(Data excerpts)
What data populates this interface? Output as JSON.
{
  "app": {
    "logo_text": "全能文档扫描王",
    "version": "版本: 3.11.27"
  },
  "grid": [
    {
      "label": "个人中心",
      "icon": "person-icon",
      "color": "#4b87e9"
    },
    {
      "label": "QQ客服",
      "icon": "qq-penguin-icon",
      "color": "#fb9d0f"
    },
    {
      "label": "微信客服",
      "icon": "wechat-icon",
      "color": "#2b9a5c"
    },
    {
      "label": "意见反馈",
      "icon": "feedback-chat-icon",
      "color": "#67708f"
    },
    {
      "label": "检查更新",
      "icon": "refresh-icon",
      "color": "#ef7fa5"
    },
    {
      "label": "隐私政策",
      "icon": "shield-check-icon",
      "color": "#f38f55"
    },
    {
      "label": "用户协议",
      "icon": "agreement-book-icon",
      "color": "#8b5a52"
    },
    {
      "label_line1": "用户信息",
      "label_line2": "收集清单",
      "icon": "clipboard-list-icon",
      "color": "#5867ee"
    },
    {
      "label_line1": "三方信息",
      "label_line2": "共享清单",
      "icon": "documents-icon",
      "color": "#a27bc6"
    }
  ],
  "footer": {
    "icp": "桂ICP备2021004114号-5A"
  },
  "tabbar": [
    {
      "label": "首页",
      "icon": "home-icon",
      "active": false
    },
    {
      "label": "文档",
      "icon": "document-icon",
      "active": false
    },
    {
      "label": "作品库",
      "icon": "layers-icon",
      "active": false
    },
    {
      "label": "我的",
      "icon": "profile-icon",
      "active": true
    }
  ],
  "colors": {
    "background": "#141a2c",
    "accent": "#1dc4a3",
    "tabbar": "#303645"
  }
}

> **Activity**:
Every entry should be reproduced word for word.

> **Solution**:
What data populates this interface? Output as JSON.
{
  "app": {
    "logo_text": "全能文档扫描王",
    "version": "版本: 3.11.27"
  },
  "grid": [
    {
      "label": "个人中心",
      "icon": "person-icon",
      "color": "#4b87e9"
    },
    {
      "label": "QQ客服",
      "icon": "qq-penguin-icon",
      "color": "#fb9d0f"
    },
    {
      "label": "微信客服",
      "icon": "wechat-icon",
      "color": "#2b9a5c"
    },
    {
      "label": "意见反馈",
      "icon": "feedback-chat-icon",
      "color": "#67708f"
    },
    {
      "label": "检查更新",
      "icon": "refresh-icon",
      "color": "#ef7fa5"
    },
    {
      "label": "隐私政策",
      "icon": "shield-check-icon",
      "color": "#f38f55"
    },
    {
      "label": "用户协议",
      "icon": "agreement-book-icon",
      "color": "#8b5a52"
    },
    {
      "label_line1": "用户信息",
      "label_line2": "收集清单",
      "icon": "clipboard-list-icon",
      "color": "#5867ee"
    },
    {
      "label_line1": "三方信息",
      "label_line2": "共享清单",
      "icon": "documents-icon",
      "color": "#a27bc6"
    }
  ],
  "footer": {
    "icp": "桂ICP备2021004114号-5A"
  },
  "tabbar": [
    {
      "label": "首页",
      "icon": "home-icon",
      "active": false
    },
    {
      "label": "文档",
      "icon": "document-icon",
      "active": false
    },
    {
      "label": "作品库",
      "icon": "layers-icon",
      "active": false
    },
    {
      "label": "我的",
      "icon": "profile-icon",
      "active": true
    }
  ],
  "colors": {
    "background": "#141a2c",
    "accent": "#1dc4a3",
    "tabbar": "#303645"
  }
}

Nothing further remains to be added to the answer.